Solving Tricky Laplace Transforms with S-Shifting

If we know the transform of \(f(t) \implies F(s)\), then we can use a fancy little trick to get the transform of \(e^{at}f(t)\). $$ \Laplace\{e^{at}f(t)\} = F(s-a) $$
This might not look hugely useful, how many times have you had to solve a differential equation with \(e^{5t}\sin(2t)\) in it? Well the real value of this trick is in doing the inverse laplace transform, where we take some \(F(s)\) and find the \(f(t)\) that it came from. This is, in general, very tricky so tools like this are great.

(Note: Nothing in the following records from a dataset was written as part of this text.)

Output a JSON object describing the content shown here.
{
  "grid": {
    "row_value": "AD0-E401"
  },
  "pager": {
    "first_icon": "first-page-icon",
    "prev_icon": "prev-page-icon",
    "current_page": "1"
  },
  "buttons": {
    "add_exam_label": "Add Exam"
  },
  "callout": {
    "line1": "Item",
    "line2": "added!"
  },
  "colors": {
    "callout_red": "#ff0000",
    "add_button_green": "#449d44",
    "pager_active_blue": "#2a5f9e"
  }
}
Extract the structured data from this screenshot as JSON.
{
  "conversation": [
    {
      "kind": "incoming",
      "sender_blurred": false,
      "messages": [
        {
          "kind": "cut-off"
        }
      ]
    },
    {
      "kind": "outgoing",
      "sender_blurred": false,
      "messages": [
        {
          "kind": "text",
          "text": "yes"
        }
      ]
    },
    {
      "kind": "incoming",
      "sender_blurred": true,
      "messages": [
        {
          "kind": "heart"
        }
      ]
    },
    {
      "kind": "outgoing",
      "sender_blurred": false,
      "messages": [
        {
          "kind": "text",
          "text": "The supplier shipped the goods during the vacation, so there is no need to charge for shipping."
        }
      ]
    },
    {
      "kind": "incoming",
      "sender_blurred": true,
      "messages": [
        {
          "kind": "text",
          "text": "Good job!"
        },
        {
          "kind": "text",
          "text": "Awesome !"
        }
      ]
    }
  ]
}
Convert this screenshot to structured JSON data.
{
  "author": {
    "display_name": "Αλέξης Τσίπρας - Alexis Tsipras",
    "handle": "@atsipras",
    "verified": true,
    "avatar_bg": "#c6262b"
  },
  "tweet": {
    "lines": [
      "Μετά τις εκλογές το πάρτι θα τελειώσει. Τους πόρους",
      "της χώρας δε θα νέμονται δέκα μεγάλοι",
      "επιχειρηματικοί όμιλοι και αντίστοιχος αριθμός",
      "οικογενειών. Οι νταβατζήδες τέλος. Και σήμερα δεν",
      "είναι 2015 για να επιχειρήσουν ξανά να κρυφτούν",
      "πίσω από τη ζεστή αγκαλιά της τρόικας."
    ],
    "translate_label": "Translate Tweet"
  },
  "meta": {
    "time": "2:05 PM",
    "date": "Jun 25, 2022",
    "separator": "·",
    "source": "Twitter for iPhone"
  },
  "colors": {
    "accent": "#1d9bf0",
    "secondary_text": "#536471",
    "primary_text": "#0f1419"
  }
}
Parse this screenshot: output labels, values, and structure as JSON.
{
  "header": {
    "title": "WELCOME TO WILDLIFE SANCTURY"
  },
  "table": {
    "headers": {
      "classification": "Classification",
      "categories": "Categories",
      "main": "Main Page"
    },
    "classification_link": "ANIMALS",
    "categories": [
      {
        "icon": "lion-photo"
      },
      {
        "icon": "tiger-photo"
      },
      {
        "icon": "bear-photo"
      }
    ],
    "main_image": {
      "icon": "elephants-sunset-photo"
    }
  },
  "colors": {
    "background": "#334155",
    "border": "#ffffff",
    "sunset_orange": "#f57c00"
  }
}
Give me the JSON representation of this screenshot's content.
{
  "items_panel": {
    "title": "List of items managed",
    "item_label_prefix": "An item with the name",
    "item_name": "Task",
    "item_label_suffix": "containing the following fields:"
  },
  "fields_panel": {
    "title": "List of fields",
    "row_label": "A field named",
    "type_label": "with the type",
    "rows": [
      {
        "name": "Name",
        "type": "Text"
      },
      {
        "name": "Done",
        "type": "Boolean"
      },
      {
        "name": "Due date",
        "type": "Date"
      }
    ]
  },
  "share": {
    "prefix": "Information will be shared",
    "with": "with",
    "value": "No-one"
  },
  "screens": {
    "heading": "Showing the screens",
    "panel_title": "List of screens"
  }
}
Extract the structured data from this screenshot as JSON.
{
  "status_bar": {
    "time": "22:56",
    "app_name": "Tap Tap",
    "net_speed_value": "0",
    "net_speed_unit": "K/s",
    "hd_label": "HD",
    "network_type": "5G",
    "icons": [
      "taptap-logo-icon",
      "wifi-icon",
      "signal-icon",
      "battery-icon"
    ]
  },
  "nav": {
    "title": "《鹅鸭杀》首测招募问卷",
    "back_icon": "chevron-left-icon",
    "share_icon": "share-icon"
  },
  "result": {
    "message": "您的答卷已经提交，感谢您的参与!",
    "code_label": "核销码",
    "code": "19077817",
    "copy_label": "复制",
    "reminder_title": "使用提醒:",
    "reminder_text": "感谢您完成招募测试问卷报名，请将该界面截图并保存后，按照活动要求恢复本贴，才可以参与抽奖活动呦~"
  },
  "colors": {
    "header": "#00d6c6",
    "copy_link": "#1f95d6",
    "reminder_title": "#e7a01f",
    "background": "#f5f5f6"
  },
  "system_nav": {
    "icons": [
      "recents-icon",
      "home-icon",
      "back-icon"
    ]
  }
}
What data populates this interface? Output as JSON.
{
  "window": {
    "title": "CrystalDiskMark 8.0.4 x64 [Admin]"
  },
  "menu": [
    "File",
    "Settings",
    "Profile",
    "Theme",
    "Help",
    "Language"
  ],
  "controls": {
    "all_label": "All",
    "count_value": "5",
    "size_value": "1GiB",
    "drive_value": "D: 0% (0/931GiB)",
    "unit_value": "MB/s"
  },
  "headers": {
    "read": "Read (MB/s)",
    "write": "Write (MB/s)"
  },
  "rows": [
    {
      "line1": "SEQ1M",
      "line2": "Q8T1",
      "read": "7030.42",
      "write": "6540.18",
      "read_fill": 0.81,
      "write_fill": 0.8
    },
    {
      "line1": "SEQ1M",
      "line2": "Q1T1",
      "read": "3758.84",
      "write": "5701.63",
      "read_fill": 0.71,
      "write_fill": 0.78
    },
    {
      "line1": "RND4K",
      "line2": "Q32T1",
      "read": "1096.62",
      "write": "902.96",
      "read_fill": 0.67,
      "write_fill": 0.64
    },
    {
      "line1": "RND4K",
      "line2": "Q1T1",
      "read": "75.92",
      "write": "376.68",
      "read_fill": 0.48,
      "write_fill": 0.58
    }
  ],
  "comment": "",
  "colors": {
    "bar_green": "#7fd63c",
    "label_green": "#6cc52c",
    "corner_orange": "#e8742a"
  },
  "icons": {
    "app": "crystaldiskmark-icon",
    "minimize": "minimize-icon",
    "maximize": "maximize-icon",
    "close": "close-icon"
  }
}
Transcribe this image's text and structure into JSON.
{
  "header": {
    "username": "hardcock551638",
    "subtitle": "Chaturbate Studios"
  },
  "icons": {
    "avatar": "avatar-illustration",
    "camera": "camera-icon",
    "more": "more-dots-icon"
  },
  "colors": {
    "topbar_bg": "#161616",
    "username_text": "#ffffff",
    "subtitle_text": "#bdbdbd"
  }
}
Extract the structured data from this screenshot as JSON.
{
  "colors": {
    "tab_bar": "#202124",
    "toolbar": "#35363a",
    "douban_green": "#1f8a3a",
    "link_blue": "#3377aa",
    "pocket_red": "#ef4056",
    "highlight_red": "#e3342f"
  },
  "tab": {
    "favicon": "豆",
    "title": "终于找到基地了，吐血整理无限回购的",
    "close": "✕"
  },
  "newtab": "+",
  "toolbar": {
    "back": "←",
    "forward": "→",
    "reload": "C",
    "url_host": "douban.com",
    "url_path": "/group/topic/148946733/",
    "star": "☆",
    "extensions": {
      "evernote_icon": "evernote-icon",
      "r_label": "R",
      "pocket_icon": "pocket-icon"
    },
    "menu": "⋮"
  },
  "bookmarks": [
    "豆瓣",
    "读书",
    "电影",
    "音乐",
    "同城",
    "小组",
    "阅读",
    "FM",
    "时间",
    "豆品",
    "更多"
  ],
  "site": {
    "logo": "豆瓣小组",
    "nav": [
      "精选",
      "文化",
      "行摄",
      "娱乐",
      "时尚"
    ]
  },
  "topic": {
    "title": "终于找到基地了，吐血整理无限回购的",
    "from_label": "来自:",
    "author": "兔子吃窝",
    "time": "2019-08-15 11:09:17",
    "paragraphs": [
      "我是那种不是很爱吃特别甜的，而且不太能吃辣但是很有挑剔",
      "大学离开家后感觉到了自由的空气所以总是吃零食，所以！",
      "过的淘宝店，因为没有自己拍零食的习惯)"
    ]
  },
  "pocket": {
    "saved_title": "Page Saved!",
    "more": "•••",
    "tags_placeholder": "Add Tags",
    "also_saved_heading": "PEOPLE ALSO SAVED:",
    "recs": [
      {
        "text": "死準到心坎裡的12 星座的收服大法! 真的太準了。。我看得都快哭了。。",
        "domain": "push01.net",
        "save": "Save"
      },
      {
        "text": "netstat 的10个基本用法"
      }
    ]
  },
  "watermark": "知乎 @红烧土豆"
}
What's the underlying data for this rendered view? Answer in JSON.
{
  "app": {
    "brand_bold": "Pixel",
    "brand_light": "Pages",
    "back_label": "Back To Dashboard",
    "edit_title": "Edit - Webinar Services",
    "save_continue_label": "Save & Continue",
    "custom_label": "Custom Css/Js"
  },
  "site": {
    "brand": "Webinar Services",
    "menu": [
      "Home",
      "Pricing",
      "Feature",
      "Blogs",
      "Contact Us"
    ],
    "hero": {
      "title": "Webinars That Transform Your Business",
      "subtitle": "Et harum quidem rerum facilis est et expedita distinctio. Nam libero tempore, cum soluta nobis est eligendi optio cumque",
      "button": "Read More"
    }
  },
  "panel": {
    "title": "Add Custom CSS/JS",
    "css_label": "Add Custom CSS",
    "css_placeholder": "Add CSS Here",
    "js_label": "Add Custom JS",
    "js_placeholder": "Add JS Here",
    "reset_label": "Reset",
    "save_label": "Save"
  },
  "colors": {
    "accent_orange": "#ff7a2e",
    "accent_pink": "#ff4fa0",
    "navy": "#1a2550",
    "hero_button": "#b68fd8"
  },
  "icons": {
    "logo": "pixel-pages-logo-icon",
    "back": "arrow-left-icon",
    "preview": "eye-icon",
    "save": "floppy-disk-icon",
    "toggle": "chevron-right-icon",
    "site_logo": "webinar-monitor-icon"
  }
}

Find \(\Laplace\{e^t\sin(2t)\}\)

We can immediately recognise this as an s-shifting example. So we'll set \(g(t) = \sin(2t)\). Now once we find \(G(s)\) we replace the \(s\)'s with \(s-1\)'s and we'll be done. So since \(g(t) = \sin(2t)\) \(G(s) = \frac{2}{s^2 + 4}\) Now, finally: \( \Laplace\{e^t\sin(2t)\} = \frac{2}{s^2 + 4} \bigg\rvert_{s=s-1} \) \( = \frac{2}{(s-1)^2 + 4} = \frac{2}{s^2 - 2s + 5} \)

Find \(\Laplace^{-1}\{\frac{1}{(s-1)^3}\}\)

Here's an example where this technique shows its value. Expanding this out in partial fractions would be tedious but if we can see that \(\Laplace^{-1}\{\frac{1}{s^3}\}\) is simple to solve we'll save ourselves a whole lot of work. So since we know that \(\Laplace^{-1}\{\frac{1}{s^3}\} = \frac{1}{2}t^2\) we can see that: \(\Laplace^{-1}\{\frac{1}{(s-1)^3}\} = e^t \cdot \frac{1}{2}t^2 = \frac{1}{2}e^t t^2\) Which is much, much simpler than partial fractions.
practice problems